» TASK TO CARRY OUT
Search the entries for the word "image" and pull out each line that has it.

-------- EXCERPTED DATA --------

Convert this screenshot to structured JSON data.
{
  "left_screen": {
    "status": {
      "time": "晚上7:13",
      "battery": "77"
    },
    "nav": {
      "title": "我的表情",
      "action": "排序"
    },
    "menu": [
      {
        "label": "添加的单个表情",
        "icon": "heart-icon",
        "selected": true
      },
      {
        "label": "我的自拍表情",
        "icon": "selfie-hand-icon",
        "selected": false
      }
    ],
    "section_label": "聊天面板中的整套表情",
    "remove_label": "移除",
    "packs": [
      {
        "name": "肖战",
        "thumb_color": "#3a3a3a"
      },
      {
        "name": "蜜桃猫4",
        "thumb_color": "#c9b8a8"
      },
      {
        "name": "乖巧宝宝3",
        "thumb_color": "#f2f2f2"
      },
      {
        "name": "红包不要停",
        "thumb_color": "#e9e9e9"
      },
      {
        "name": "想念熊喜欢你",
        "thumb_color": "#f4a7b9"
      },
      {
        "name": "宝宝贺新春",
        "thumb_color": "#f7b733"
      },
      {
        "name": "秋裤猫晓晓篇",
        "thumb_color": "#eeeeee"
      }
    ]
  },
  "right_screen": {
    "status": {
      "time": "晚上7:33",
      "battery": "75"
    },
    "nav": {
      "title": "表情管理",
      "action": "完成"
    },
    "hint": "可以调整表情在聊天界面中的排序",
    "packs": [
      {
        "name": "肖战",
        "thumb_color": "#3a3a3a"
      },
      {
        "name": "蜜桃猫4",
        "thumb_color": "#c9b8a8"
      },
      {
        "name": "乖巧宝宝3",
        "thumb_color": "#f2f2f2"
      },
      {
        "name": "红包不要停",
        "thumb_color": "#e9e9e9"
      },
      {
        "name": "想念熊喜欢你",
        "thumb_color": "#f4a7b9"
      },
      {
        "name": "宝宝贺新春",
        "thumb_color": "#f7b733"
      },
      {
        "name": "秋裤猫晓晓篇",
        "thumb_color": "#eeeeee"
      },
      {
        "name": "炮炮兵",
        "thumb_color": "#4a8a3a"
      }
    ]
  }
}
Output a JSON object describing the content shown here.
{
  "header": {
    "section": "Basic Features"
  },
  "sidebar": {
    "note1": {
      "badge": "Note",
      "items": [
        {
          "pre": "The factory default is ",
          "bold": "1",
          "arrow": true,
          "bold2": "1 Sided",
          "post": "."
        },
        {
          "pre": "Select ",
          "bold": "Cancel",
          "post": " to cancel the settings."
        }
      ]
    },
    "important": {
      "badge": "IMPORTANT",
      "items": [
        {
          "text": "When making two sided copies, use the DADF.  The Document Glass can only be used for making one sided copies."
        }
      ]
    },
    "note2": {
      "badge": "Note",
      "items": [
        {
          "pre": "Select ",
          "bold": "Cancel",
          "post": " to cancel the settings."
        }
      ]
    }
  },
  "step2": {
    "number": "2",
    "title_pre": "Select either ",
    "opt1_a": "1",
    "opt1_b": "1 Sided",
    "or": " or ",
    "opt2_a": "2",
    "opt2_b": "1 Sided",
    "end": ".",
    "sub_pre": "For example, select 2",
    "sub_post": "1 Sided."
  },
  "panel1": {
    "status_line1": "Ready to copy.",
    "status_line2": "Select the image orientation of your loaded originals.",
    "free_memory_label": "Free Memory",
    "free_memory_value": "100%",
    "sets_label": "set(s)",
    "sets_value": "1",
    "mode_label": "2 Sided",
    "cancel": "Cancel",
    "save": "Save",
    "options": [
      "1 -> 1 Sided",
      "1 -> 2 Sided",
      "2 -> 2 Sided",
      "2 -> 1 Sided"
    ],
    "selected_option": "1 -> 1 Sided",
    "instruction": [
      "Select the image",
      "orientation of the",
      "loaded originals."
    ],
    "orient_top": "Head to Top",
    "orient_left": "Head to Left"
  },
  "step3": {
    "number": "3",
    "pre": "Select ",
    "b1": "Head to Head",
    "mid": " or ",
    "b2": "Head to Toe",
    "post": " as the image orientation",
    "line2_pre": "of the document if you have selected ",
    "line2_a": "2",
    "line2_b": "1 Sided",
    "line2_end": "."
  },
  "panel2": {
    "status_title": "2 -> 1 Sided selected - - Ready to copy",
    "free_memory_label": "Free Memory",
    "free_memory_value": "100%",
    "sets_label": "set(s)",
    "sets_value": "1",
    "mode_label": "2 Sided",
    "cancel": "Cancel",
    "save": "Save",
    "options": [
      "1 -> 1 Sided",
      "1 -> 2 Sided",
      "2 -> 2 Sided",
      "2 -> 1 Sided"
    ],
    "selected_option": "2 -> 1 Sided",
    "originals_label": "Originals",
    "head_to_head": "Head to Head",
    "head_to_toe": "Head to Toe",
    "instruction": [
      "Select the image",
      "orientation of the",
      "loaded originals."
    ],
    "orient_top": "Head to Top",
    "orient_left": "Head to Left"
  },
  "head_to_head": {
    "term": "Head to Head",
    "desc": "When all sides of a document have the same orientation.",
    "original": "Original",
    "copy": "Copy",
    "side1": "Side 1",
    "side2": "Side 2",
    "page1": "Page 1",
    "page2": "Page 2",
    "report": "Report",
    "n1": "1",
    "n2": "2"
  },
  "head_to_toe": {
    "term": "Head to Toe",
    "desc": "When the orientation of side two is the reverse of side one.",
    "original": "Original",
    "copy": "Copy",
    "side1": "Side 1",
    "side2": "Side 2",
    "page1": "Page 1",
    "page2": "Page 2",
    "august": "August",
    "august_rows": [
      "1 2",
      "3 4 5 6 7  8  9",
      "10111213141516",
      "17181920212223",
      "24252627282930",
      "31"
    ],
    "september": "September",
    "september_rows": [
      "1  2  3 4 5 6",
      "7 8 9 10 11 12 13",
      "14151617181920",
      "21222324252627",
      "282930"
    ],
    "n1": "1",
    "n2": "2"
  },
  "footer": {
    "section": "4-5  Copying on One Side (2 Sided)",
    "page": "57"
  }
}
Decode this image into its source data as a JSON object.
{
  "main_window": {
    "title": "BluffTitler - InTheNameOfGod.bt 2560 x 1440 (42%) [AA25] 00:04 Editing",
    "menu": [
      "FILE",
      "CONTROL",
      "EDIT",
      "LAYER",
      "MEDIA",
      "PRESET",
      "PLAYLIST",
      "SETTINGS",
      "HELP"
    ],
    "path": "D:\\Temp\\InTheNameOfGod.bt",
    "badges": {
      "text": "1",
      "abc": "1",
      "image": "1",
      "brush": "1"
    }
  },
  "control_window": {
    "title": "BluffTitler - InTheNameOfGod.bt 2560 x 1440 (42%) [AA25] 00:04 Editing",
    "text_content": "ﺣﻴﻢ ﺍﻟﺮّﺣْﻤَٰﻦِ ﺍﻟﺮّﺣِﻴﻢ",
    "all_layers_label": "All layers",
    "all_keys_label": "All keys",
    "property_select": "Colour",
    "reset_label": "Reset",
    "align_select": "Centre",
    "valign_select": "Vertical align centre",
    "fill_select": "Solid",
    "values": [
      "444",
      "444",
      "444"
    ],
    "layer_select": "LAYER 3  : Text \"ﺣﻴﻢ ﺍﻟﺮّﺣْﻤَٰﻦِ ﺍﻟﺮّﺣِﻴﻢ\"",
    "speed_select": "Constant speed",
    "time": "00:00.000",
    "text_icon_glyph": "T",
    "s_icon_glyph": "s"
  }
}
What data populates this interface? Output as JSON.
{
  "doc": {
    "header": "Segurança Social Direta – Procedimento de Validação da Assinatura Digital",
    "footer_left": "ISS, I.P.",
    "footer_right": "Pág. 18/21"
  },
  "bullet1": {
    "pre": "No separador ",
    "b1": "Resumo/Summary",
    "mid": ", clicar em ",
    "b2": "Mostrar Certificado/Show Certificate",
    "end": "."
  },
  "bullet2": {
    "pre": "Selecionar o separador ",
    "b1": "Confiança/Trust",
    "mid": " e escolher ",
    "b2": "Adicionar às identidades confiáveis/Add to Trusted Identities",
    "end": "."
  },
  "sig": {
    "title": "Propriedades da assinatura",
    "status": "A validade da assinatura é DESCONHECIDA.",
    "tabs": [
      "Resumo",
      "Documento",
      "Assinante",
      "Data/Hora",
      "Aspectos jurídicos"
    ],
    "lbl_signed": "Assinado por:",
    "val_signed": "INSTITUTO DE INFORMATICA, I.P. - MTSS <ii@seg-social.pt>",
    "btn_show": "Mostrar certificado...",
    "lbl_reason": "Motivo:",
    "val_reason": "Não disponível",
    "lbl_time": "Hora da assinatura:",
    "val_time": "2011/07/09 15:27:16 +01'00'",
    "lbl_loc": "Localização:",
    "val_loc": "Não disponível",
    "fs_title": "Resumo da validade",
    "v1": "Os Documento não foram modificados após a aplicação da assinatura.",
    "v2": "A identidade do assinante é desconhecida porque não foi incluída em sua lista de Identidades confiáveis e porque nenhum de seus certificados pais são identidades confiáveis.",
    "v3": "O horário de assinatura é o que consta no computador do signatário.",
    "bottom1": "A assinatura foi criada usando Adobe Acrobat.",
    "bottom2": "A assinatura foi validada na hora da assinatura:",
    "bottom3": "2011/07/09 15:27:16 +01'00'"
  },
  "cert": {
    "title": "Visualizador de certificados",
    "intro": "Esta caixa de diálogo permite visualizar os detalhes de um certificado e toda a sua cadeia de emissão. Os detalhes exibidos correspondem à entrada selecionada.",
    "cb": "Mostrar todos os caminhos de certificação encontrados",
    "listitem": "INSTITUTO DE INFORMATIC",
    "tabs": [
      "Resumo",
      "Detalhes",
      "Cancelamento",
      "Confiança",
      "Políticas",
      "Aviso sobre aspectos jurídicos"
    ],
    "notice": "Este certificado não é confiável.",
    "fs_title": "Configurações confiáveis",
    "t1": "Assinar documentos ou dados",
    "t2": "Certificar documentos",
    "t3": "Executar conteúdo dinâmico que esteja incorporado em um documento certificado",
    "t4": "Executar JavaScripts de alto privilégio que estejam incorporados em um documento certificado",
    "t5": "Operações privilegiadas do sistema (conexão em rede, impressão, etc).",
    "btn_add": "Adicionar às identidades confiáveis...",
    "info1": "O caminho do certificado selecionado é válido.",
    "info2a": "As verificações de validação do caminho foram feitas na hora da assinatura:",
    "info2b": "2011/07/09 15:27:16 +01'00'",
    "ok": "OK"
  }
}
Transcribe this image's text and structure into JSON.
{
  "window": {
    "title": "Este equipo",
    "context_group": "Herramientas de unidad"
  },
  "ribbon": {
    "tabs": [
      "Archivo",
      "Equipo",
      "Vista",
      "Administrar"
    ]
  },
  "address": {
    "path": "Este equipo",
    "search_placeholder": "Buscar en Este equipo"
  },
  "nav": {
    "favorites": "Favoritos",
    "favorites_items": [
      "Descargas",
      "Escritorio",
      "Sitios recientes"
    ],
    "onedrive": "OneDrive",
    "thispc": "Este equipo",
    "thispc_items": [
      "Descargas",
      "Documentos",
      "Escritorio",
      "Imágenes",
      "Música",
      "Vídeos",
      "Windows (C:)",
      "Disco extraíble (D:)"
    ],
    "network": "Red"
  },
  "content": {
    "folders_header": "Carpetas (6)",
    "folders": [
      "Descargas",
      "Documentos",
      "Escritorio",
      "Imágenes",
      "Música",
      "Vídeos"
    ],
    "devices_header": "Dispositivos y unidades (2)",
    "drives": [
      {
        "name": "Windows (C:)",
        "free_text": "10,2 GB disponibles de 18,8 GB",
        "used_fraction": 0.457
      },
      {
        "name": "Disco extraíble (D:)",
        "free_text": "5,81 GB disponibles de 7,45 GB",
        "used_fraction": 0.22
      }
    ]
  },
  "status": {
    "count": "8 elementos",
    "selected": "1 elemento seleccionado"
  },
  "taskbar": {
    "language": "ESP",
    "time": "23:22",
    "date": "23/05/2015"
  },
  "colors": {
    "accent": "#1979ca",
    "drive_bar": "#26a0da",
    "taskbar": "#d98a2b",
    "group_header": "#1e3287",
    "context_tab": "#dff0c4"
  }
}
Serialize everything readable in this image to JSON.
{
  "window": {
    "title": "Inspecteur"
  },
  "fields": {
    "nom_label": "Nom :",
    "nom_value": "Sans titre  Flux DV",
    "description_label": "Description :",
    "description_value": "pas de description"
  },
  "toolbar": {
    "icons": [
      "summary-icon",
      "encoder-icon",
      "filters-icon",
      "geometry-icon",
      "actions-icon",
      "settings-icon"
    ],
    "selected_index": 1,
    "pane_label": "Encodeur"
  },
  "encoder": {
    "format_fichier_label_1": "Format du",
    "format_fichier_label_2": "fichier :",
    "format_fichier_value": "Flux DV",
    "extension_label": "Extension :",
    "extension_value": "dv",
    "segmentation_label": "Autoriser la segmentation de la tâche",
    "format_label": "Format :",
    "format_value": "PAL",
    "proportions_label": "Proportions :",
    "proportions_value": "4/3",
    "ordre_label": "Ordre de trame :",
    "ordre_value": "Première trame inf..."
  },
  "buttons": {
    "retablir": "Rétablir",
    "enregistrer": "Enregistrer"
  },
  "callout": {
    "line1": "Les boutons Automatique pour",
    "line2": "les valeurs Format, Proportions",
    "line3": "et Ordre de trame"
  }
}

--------

» TASK OUTPUT
    "status_line2": "Select the image orientation of your loaded originals.",
      "Select the image",
    "post": " as the image orientation",
      "Select the image",
Decode this image into its source data as a JSON object.
      "image": "1",
Transcribe this image's text and structure into JSON.
Serialize everything readable in this image to JSON.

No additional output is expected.